Setting aside all those male-authored books which had reviewing conflicts, the three that jump out at me are the Whitman, the Maugham, and the Griffiths. All three were impressive in their own ways, but the Whitman and the Maugham in particular were sort of tiresome: Whitman for being so irrepressibly wide-eyed and earnest and lustful, like a poetic Labrador, and Maugham for writing a character whose supreme arrogance enwraps him so completely that there’s not much you can say about him, other than throwing your hands up in disgust and bewilderment. This is a bit of a problem for a reviewer. I want to be able to engage with a book on a much deeper, more fundamental level—what does its structure say about its author’s intent or politics or beliefs? What questions does this book require that we ask of ourselves and our lives and those of the people we know?—and being stymied in this way doesn’t help.

Compare to, say, Elizabeth Jane Howard’s The Light Years—which captures an image of an era in a manner totally open-handed and empathetic; hers are all characters you can picture, personalities you can grab hold of—or Annie Dillard’s Pilgrim At Tinker Creek, with its insistence that we recognize transcendent beauty and mystery and terror.
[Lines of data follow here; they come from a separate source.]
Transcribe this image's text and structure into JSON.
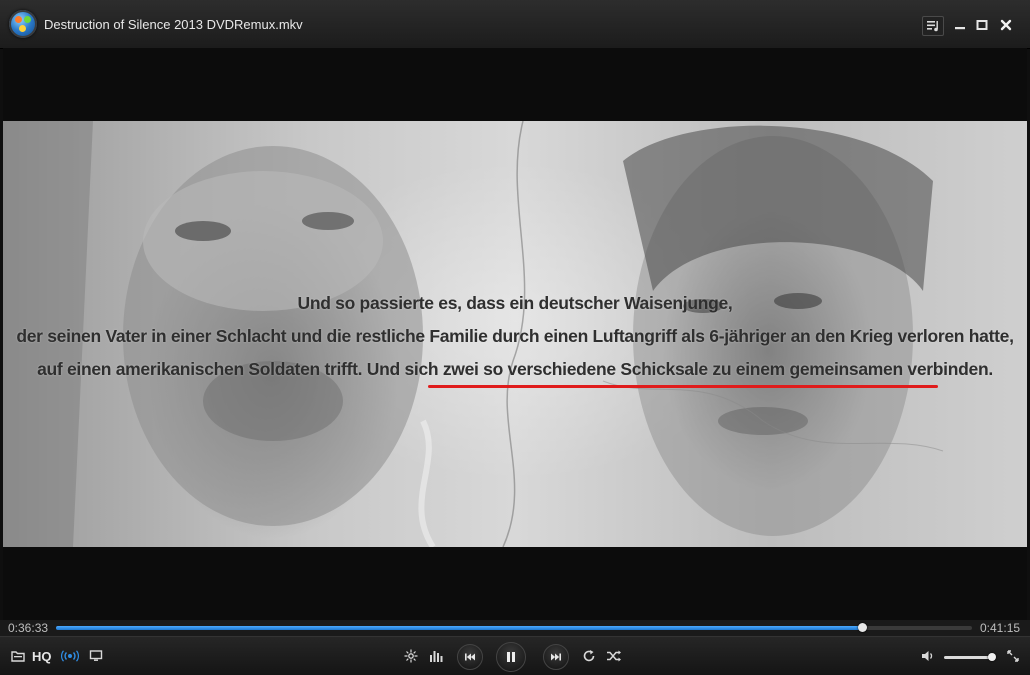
{
  "window": {
    "title": "Destruction of Silence 2013 DVDRemux.mkv"
  },
  "titlebar_buttons": {
    "playlist_icon": "playlist-icon",
    "minimize_icon": "minimize-icon",
    "maximize_icon": "maximize-icon",
    "close_icon": "close-icon"
  },
  "subtitles": {
    "line1": "Und so passierte es, dass ein deutscher Waisenjunge,",
    "line2": "der seinen Vater in einer Schlacht und die restliche Familie durch einen Luftangriff als 6-jähriger an den Krieg verloren hatte,",
    "line3": "auf einen amerikanischen Soldaten trifft. Und sich zwei so verschiedene Schicksale zu einem gemeinsamen verbinden."
  },
  "annotation": {
    "underline_color": "#e01c1c"
  },
  "playback": {
    "elapsed": "0:36:33",
    "remaining": "0:41:15",
    "progress_fraction": 0.88,
    "volume_fraction": 0.96,
    "accent_color": "#2f8de4"
  },
  "controls": {
    "hq_label": "HQ",
    "open_file_icon": "folder-icon",
    "broadcast_icon": "broadcast-icon",
    "screen_icon": "monitor-icon",
    "effects_icon": "effects-icon",
    "equalizer_icon": "equalizer-icon",
    "prev_icon": "previous-icon",
    "pause_icon": "pause-icon",
    "next_icon": "next-icon",
    "repeat_icon": "repeat-icon",
    "shuffle_icon": "shuffle-icon",
    "volume_icon": "speaker-icon",
    "fullscreen_icon": "fullscreen-icon"
  }
}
Compare to Sharp Objects by Gillian Flynn, which bares to a reader’s gaze the futile, pathetic, self-defeating cruelties of stifled women, and the incredible physical violence that underpins those cruelties, a topic which very few authors are willing to engage with. Compare to Simone Schwarz-Bart’s steely tale of persistence and resistance, The Bridge of Beyond. These are all books you can sink your teeth into. They’re books that I want to discuss.

This isn’t to say that men don’t write books like this; I wrote a long review of Anthony Burgess’s Earthly Powers, which raised a lot of major moral dilemmas and deserved to be thoroughly considered, and obviously he is not the only man to produce such work. It remains true, though, that many of the books I read that have the more interesting questions in them happen to be by women. Books like The Moon and Sixpence do raise questions (such as, “Is it moral to leave your wife and children with no explanation and never speak to them again in order to nurture your own artistic genius?”), but more and more these days, I find myself bored by these questions; I even find them, frankly, self-indulgent. (What are we meant to say to Maugham, “no”? I would quite like to say “no”. But instead we get two hundred pages.)
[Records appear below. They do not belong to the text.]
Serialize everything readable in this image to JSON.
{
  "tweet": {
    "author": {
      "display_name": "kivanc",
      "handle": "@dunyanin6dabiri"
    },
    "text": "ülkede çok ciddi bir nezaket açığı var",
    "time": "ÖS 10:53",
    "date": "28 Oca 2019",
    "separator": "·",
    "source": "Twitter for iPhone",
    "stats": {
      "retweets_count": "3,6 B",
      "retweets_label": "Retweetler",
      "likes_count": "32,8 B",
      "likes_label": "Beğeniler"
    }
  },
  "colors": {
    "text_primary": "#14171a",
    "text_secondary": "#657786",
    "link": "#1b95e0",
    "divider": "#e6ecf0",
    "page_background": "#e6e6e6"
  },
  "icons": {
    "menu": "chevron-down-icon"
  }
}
You may, of course, think that I ought not to worry about reviewing equal numbers of men and women writers at all. Male authors have comprised the canon for so very long, and even social media campaigns like the Year of Reading Women, or Kamila Shamsie’s proposed Year of Publishing Women, can only go a little way towards recovering a debt that has been accruing for literally millennia. But I want to read the best of what there is, I want to think hard about the best of what there is, and it seems to me that the best way to do that without succumbing to unconscious bias of one sort or another is to make a profound effort to be as balanced as possible. If 50% of the books I read are by men, but male-authored books constitute only 23% of what I review, that’s a balance I need to look at more closely.
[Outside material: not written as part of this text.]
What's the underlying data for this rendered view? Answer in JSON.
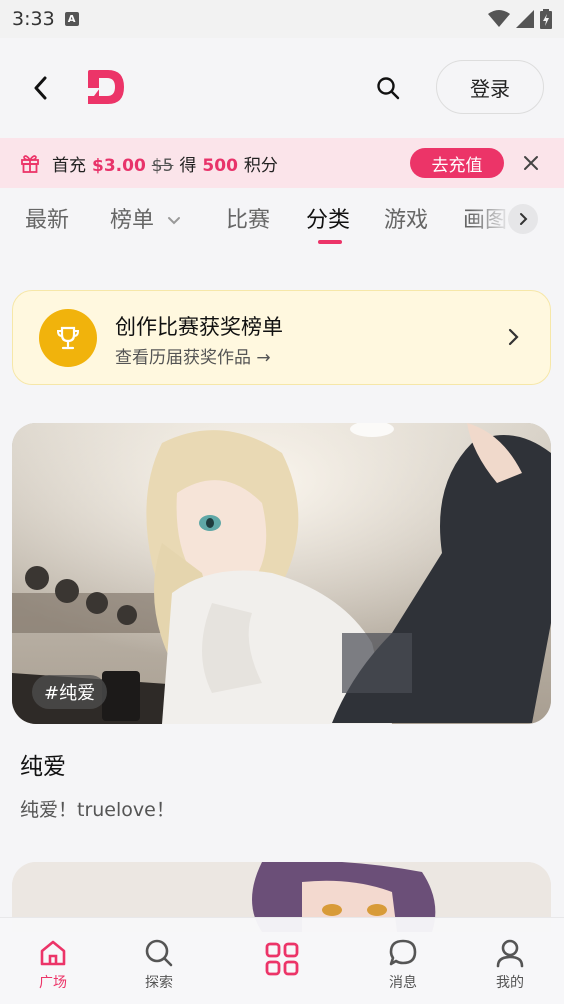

It seems to be general practice to finish a post like this with a resolution. I won’t do that. Partly I think that resolutions provide a false finality to issues that should really be dealt with in ever-evolving ways. Partly I don’t know what conclusion I ought to be drawing from this. I don’t think I am sexist in my reading habits; the gender bias in my reviewing habits is not evidence or proof or the foundation for an argument of anything in particular, simply an observation. A field note, if you will. Something to keep an eye on.